Bonavolontà, F.; D'Apuzzo, M.; Liccardo, A.; Vadursi, M. New Approach Based on Compressive Sampling for Sample Rate Enhancement in DASs for Low-Cost Sensing Nodes. *Sensors* **2014**, *14*, 18915-18940.
https://doi.org/10.3390/s141018915

**AMA Style**

Bonavolontà F, D'Apuzzo M, Liccardo A, Vadursi M. New Approach Based on Compressive Sampling for Sample Rate Enhancement in DASs for Low-Cost Sensing Nodes. *Sensors*. 2014; 14(10):18915-18940.
https://doi.org/10.3390/s141018915

**Chicago/Turabian Style**
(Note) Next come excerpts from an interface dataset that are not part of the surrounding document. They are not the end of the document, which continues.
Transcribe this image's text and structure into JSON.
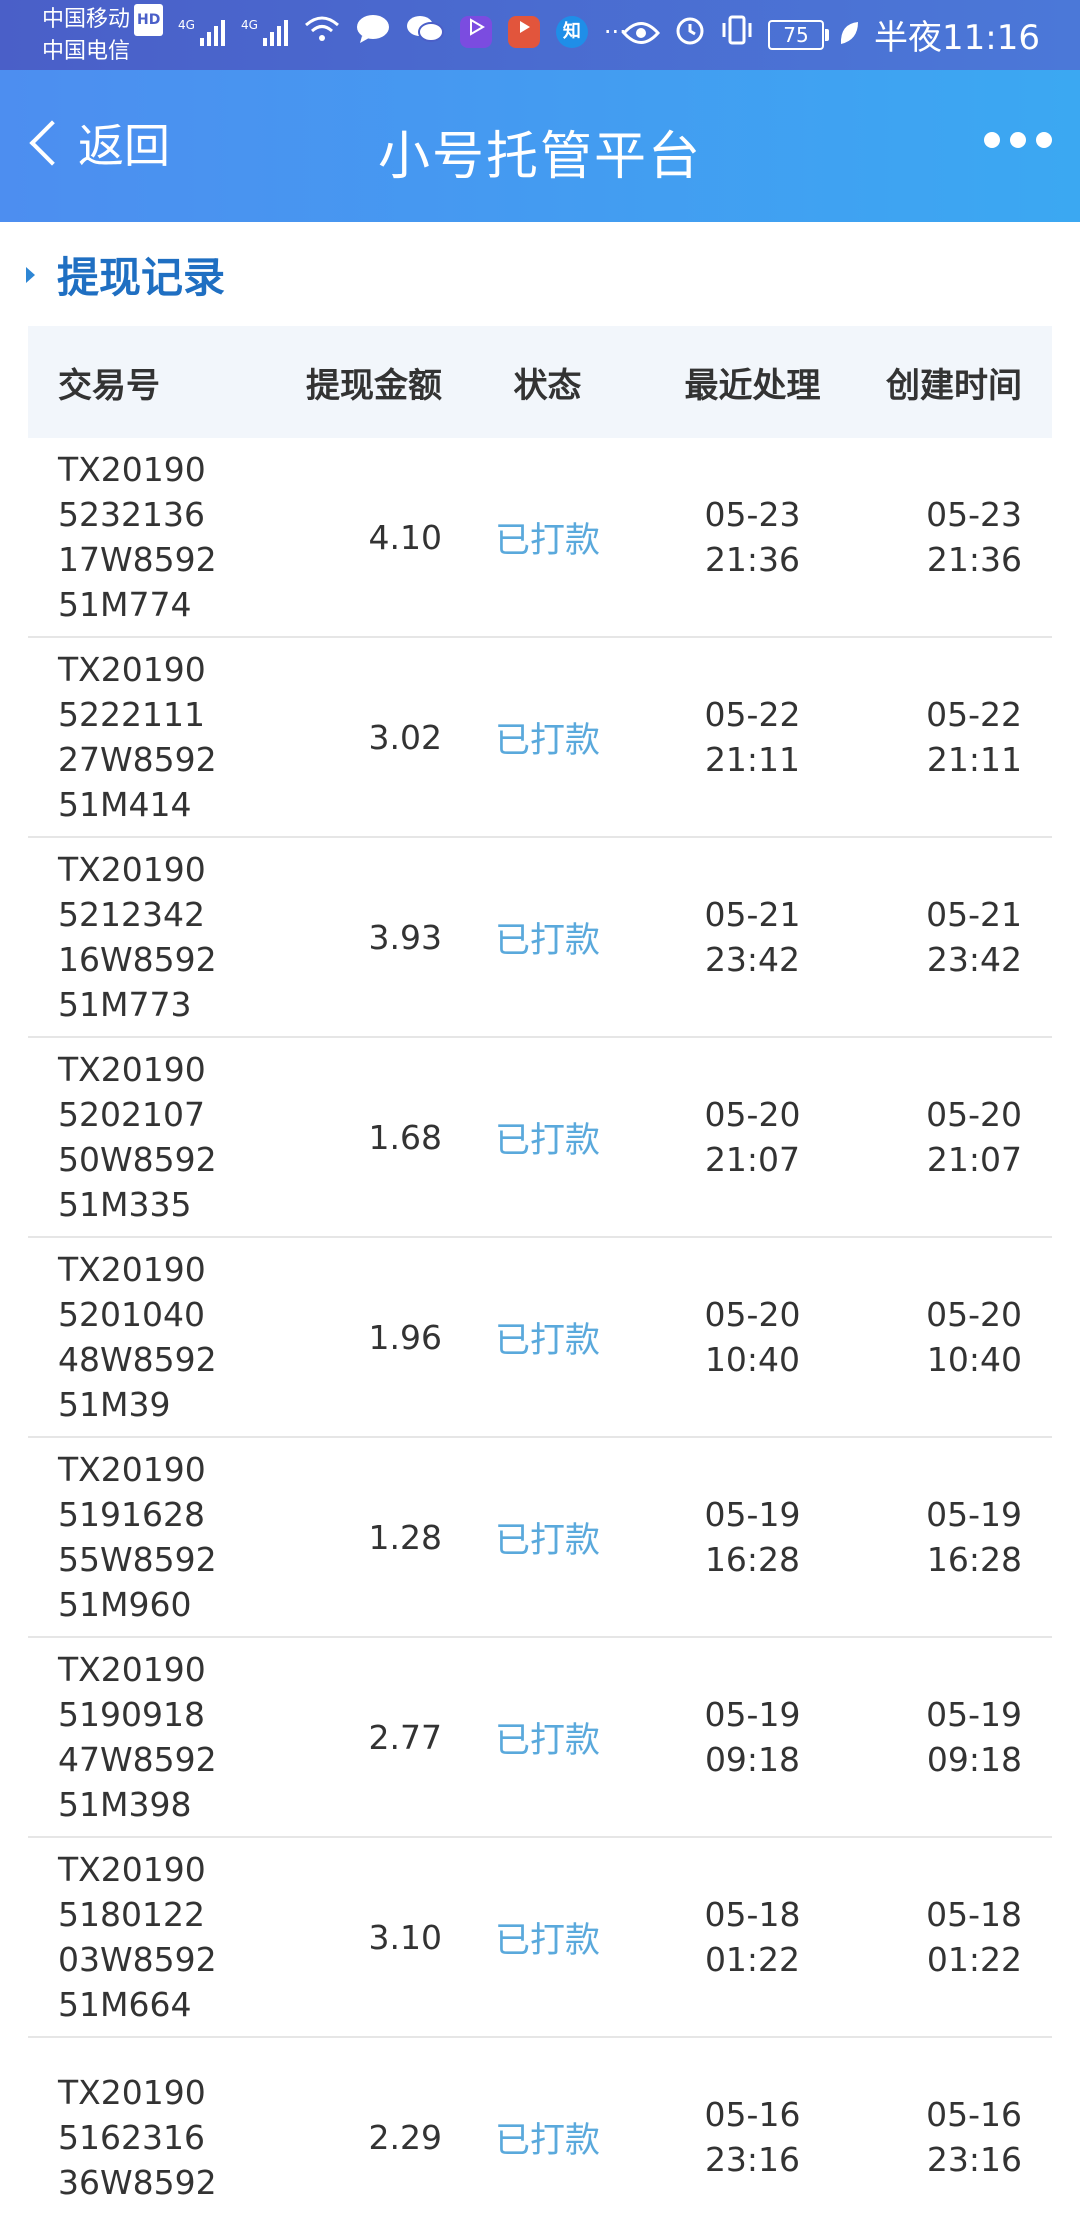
{
  "status_bar": {
    "carrier_1": "中国移动",
    "carrier_1_badge": "HD",
    "carrier_2": "中国电信",
    "network_1": "4G",
    "network_2": "4G",
    "battery": "75",
    "time": "半夜11:16",
    "icons": [
      "signal-icon",
      "signal-icon",
      "wifi-icon",
      "chat-bubble-icon",
      "wechat-icon",
      "video-app-icon",
      "play-app-icon",
      "zhihu-icon",
      "ellipsis-icon",
      "eye-icon",
      "alarm-icon",
      "vibrate-icon",
      "battery-icon",
      "leaf-icon"
    ],
    "zhihu_label": "知",
    "ellipsis": "···"
  },
  "navbar": {
    "back_label": "返回",
    "title": "小号托管平台"
  },
  "section": {
    "title": "提现记录"
  },
  "table": {
    "headers": [
      "交易号",
      "提现金额",
      "状态",
      "最近处理",
      "创建时间"
    ],
    "rows": [
      {
        "id_lines": [
          "TX20190",
          "5232136",
          "17W8592",
          "51M774"
        ],
        "amount": "4.10",
        "status": "已打款",
        "processed": [
          "05-23",
          "21:36"
        ],
        "created": [
          "05-23",
          "21:36"
        ]
      },
      {
        "id_lines": [
          "TX20190",
          "5222111",
          "27W8592",
          "51M414"
        ],
        "amount": "3.02",
        "status": "已打款",
        "processed": [
          "05-22",
          "21:11"
        ],
        "created": [
          "05-22",
          "21:11"
        ]
      },
      {
        "id_lines": [
          "TX20190",
          "5212342",
          "16W8592",
          "51M773"
        ],
        "amount": "3.93",
        "status": "已打款",
        "processed": [
          "05-21",
          "23:42"
        ],
        "created": [
          "05-21",
          "23:42"
        ]
      },
      {
        "id_lines": [
          "TX20190",
          "5202107",
          "50W8592",
          "51M335"
        ],
        "amount": "1.68",
        "status": "已打款",
        "processed": [
          "05-20",
          "21:07"
        ],
        "created": [
          "05-20",
          "21:07"
        ]
      },
      {
        "id_lines": [
          "TX20190",
          "5201040",
          "48W8592",
          "51M39"
        ],
        "amount": "1.96",
        "status": "已打款",
        "processed": [
          "05-20",
          "10:40"
        ],
        "created": [
          "05-20",
          "10:40"
        ]
      },
      {
        "id_lines": [
          "TX20190",
          "5191628",
          "55W8592",
          "51M960"
        ],
        "amount": "1.28",
        "status": "已打款",
        "processed": [
          "05-19",
          "16:28"
        ],
        "created": [
          "05-19",
          "16:28"
        ]
      },
      {
        "id_lines": [
          "TX20190",
          "5190918",
          "47W8592",
          "51M398"
        ],
        "amount": "2.77",
        "status": "已打款",
        "processed": [
          "05-19",
          "09:18"
        ],
        "created": [
          "05-19",
          "09:18"
        ]
      },
      {
        "id_lines": [
          "TX20190",
          "5180122",
          "03W8592",
          "51M664"
        ],
        "amount": "3.10",
        "status": "已打款",
        "processed": [
          "05-18",
          "01:22"
        ],
        "created": [
          "05-18",
          "01:22"
        ]
      },
      {
        "id_lines": [
          "TX20190",
          "5162316",
          "36W8592",
          ""
        ],
        "amount": "2.29",
        "status": "已打款",
        "processed": [
          "05-16",
          "23:16"
        ],
        "created": [
          "05-16",
          "23:16"
        ]
      }
    ]
  },
  "colors": {
    "statusbar_bg": "#4a5fc8",
    "navbar_bg": "#4d8ef0",
    "section_title": "#1f6fc2",
    "status_paid": "#5aa9dc",
    "header_bg": "#f2f6fb"
  }
}
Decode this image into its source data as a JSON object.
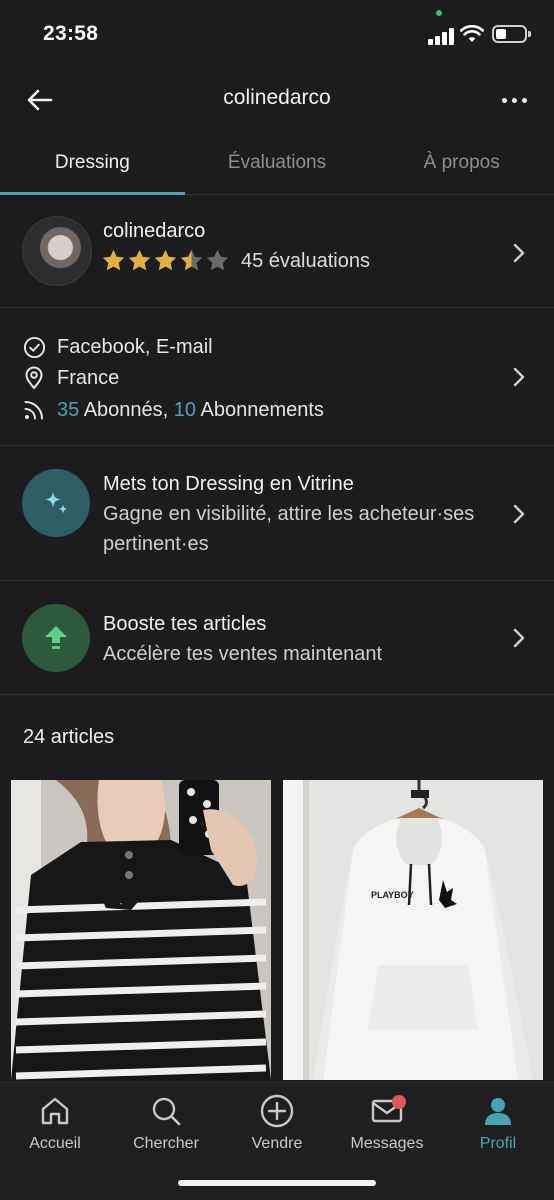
{
  "status_bar": {
    "time": "23:58"
  },
  "header": {
    "title": "colinedarco"
  },
  "tabs": [
    {
      "label": "Dressing",
      "active": true
    },
    {
      "label": "Évaluations",
      "active": false
    },
    {
      "label": "À propos",
      "active": false
    }
  ],
  "profile": {
    "username": "colinedarco",
    "rating": 3.5,
    "rating_max": 5,
    "ratings_label": "45 évaluations"
  },
  "info": {
    "verified": "Facebook, E-mail",
    "location": "France",
    "followers_count": "35",
    "followers_label": " Abonnés, ",
    "following_count": "10",
    "following_label": " Abonnements"
  },
  "vitrine": {
    "title": "Mets ton Dressing en Vitrine",
    "subtitle": "Gagne en visibilité, attire les acheteur·ses pertinent·es"
  },
  "boost": {
    "title": "Booste tes articles",
    "subtitle": "Accélère tes ventes maintenant"
  },
  "articles": {
    "count_label": "24 articles"
  },
  "tab_bar": [
    {
      "label": "Accueil",
      "icon": "home-icon"
    },
    {
      "label": "Chercher",
      "icon": "search-icon"
    },
    {
      "label": "Vendre",
      "icon": "plus-circle-icon"
    },
    {
      "label": "Messages",
      "icon": "mail-icon",
      "badge": true
    },
    {
      "label": "Profil",
      "icon": "user-icon",
      "active": true
    }
  ],
  "colors": {
    "accent": "#4aa3b3",
    "background": "#1c1c1e",
    "star": "#e2b13c",
    "vitrine_bg": "#2e5d63",
    "boost_bg": "#2e5a3c",
    "boost_icon": "#5fd08a",
    "badge": "#e0565d"
  }
}
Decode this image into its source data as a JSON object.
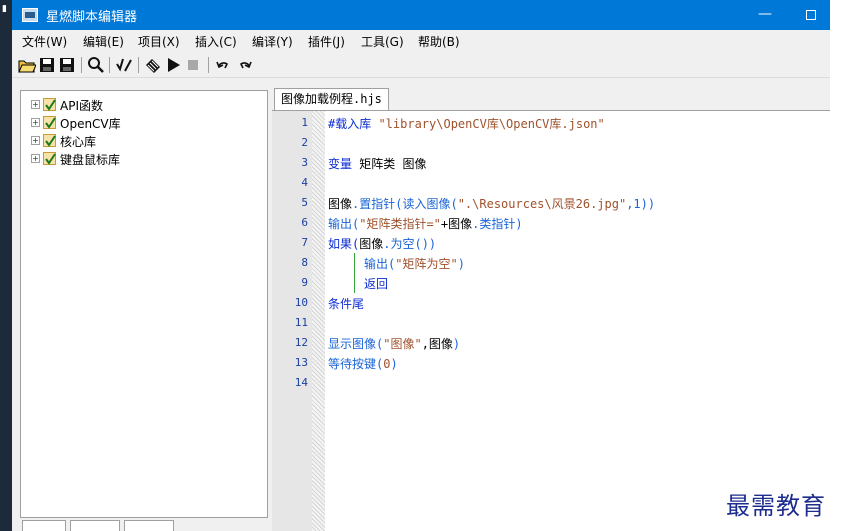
{
  "window": {
    "title": "星燃脚本编辑器",
    "minimize": "—"
  },
  "menu": [
    {
      "label": "文件(W)"
    },
    {
      "label": "编辑(E)"
    },
    {
      "label": "项目(X)"
    },
    {
      "label": "插入(C)"
    },
    {
      "label": "编译(Y)"
    },
    {
      "label": "插件(J)"
    },
    {
      "label": "工具(G)"
    },
    {
      "label": "帮助(B)"
    }
  ],
  "toolbar": [
    "open-icon",
    "save-icon",
    "save-all-icon",
    "find-icon",
    "check-icon",
    "build-icon",
    "run-icon",
    "stop-icon",
    "undo-icon",
    "redo-icon"
  ],
  "tree": [
    {
      "label": "API函数"
    },
    {
      "label": "OpenCV库"
    },
    {
      "label": "核心库"
    },
    {
      "label": "键盘鼠标库"
    }
  ],
  "editor": {
    "tab": "图像加载例程.hjs",
    "line_numbers": [
      "1",
      "2",
      "3",
      "4",
      "5",
      "6",
      "7",
      "8",
      "9",
      "10",
      "11",
      "12",
      "13",
      "14"
    ],
    "lines": {
      "l1": {
        "kw": "#载入库 ",
        "str": "\"library\\OpenCV库\\OpenCV库.json\""
      },
      "l3": {
        "kw": "变量 ",
        "text": "矩阵类 图像"
      },
      "l5": {
        "a": "图像",
        "b": ".置指针(读入图像(",
        "c": "\".\\Resources\\风景26.jpg\"",
        "d": ",1))"
      },
      "l6": {
        "a": "输出(",
        "b": "\"矩阵类指针=\"",
        "c": "+图像",
        "d": ".类指针)"
      },
      "l7": {
        "a": "如果(",
        "b": "图像",
        "c": ".为空())"
      },
      "l8": {
        "a": "输出(",
        "b": "\"矩阵为空\"",
        "c": ")"
      },
      "l9": {
        "a": "返回"
      },
      "l10": {
        "a": "条件尾"
      },
      "l12": {
        "a": "显示图像(",
        "b": "\"图像\"",
        "c": ",图像",
        "d": ")"
      },
      "l13": {
        "a": "等待按键(",
        "b": "0",
        "c": ")"
      }
    }
  },
  "watermark": "最需教育"
}
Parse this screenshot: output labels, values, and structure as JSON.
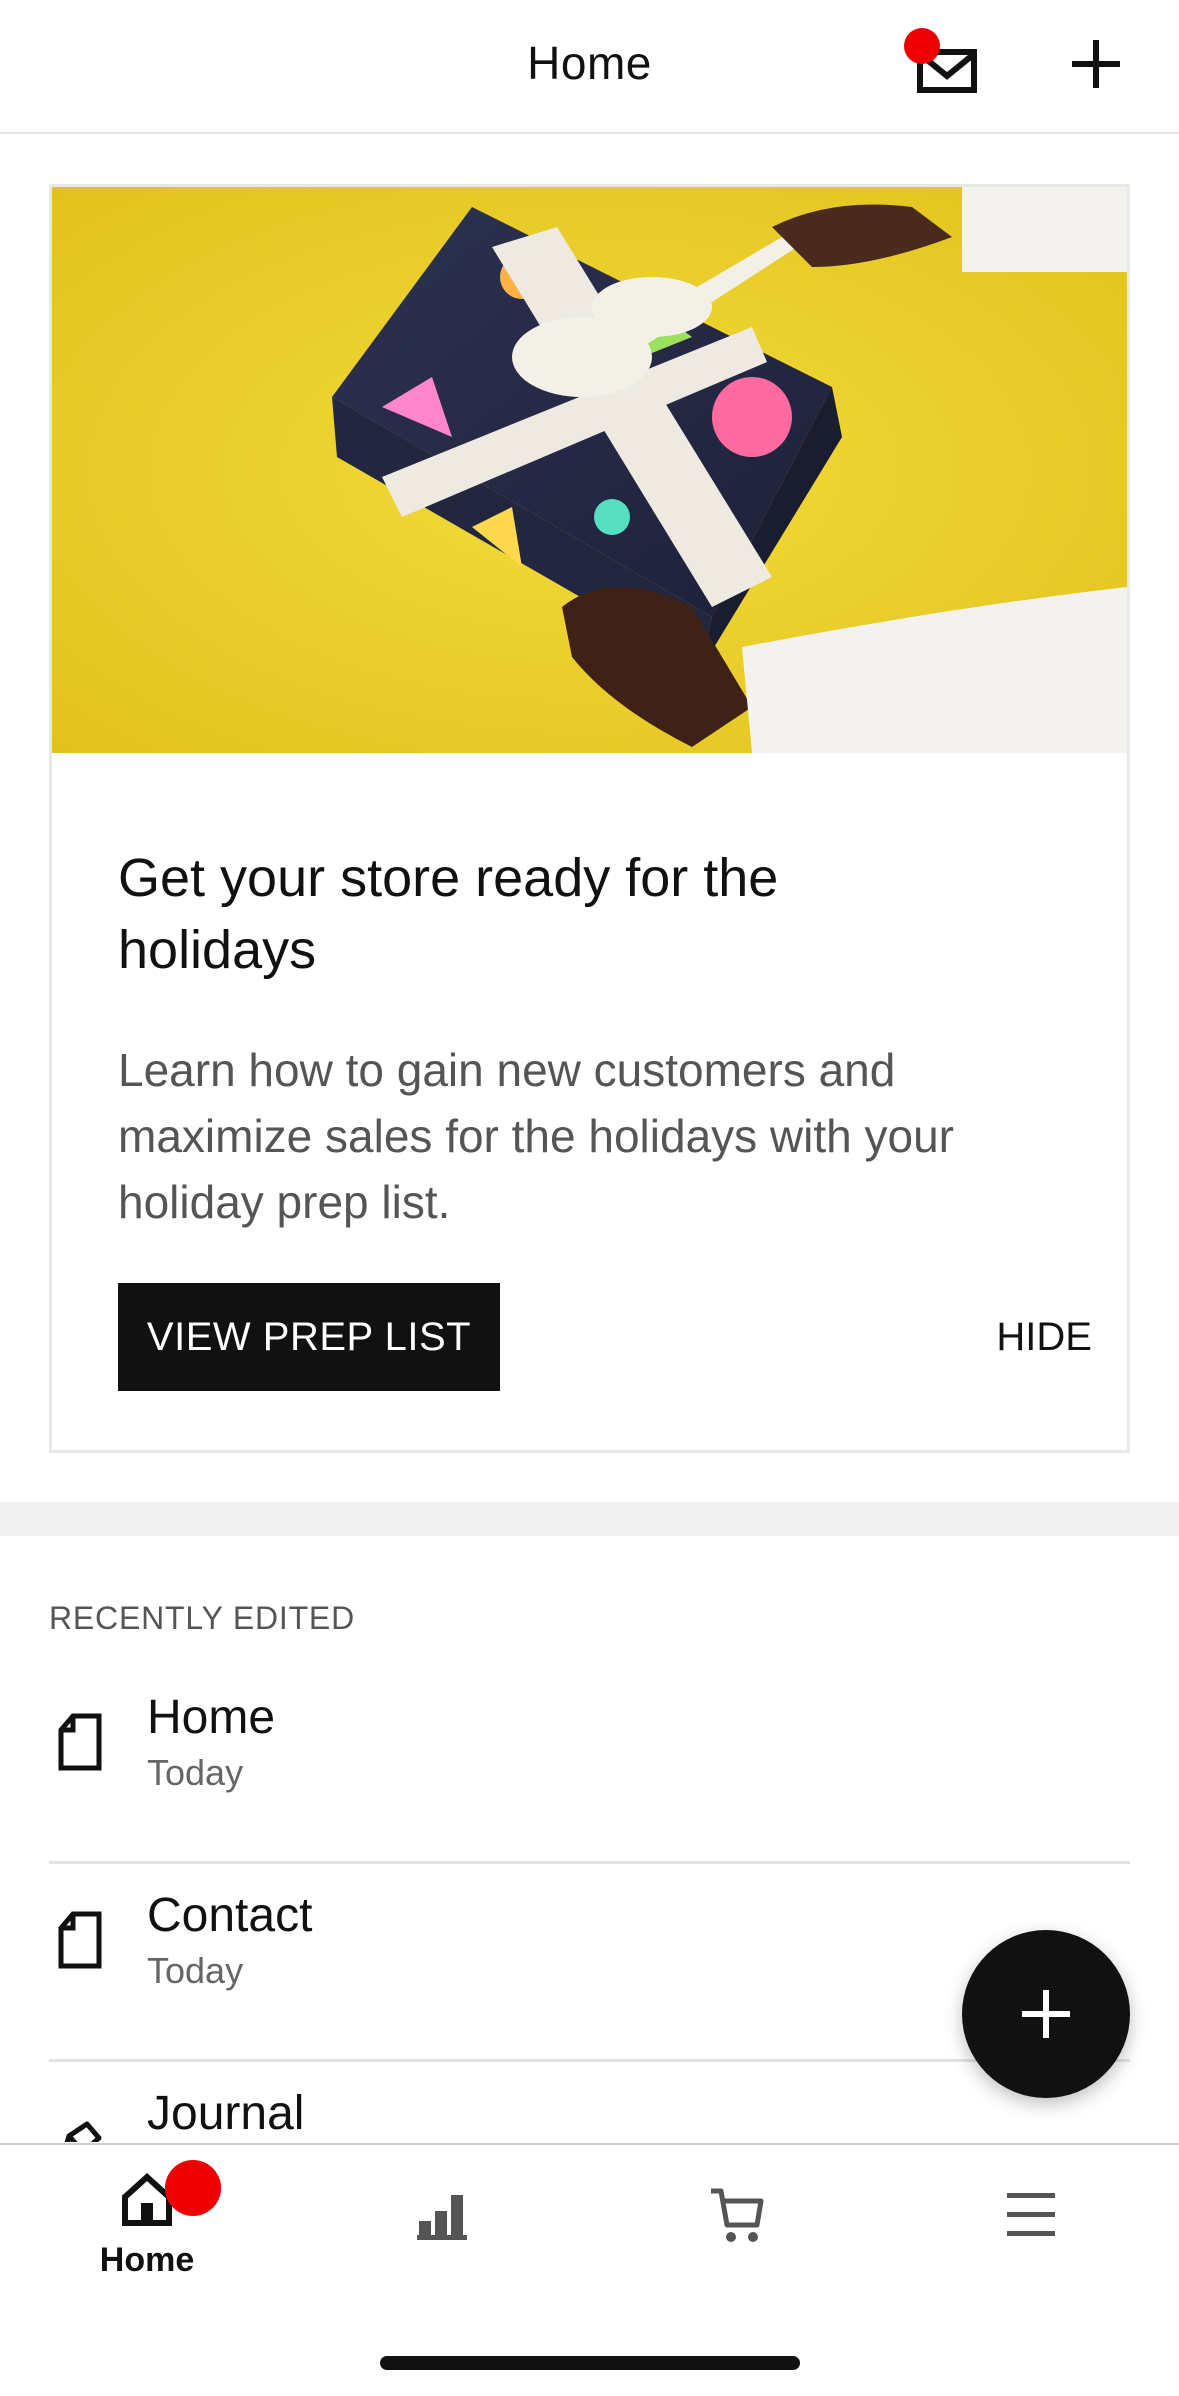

Bonavolontà, Francesco, Massimo D'Apuzzo, Annalisa Liccardo, and Michele Vadursi. 2014. "New Approach Based on Compressive Sampling for Sample Rate Enhancement in DASs for Low-Cost Sensing Nodes" *Sensors* 14, no. 10: 18915-18940.
https://doi.org/10.3390/s141018915